Clinton seeks looser marijuana rules to spur research

November 8, 2015 04:27


Dear Reader,
As you can imagine, more people are reading The Jerusalem Post than ever before. Nevertheless, traditional business models are no longer sustainable and high-quality publications, like ours, are being forced to look for new ways to keep going. Unlike many other news organizations, we have not put up a paywall. We want to keep our journalism open and accessible and be able to keep providing you with news and analyses from the frontlines of Israel, the Middle East and the Jewish World.

As one of our loyal readers, we ask you to be our partner.

For $5 a month you will receive access to the following:

  • A user experience almost completely free of ads
  • Access to our Premium Section
  • Content from the award-winning Jerusalem Report and our monthly magazine to learn Hebrew - Ivrit
  • A brand new ePaper featuring the daily newspaper as it appears in print in Israel

Help us grow and continue telling Israel’s story to the world.

Thank you,

Ronit Hasin-Hochman, CEO, Jerusalem Post Group
Yaakov Katz, Editor-in-Chief


WASHINGTON - Hillary Clinton on Saturday called for looser federal regulations governing marijuana, to boost scientific research on a drug that many tout for relieving pain, among other medical benefits, according to media reports.
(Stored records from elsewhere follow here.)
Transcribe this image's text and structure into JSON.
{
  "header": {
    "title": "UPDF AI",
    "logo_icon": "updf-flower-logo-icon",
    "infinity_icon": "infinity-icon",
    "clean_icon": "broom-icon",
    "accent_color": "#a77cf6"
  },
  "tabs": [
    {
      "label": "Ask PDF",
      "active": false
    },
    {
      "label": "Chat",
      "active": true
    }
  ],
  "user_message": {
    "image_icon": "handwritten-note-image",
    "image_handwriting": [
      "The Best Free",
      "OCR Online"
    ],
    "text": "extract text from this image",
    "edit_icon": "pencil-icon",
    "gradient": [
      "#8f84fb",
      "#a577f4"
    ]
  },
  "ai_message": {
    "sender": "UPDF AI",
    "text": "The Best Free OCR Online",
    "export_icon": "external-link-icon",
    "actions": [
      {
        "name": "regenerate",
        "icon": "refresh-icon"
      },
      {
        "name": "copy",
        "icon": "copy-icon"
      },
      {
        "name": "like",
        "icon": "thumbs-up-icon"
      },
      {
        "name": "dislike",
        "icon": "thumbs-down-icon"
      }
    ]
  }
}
Speaking at a campaign event in Orangeburg, South Carolina, the Democratic presidential candidate said changing US rules would acknowledge the drug's potential for medical uses and give scientists access to the drug for further investigation.

"Universities, (the) National Institutes of Health can start researching what is the best way to use it, how much of a dose does somebody need, how does it interact with other medications," Clinton said, according to CNN.

Specifically, Clinton called for moving marijuana to Schedule 2 from Schedule 1 under the US Drug Enforcement Administration. DEA's five levels of "drug scheduling" affect access as well as criminal prosecutions.

Drugs deemed Schedule 1 have "no currently accepted medical use and a high potential for abuse" and "are the most dangerous drugs of all the drug schedules," according to the DEA. A Schedule 2 drug is still "considered dangerous," it has said, and includes oxycodone and cocaine.

Join Jerusalem Post Premium Plus now for just $5 and upgrade your experience with an ads-free website and exclusive content. Click here>>

Related Content

Breaking news
September 24, 2018
Flood threat still existent in Hurricane Florence aftermath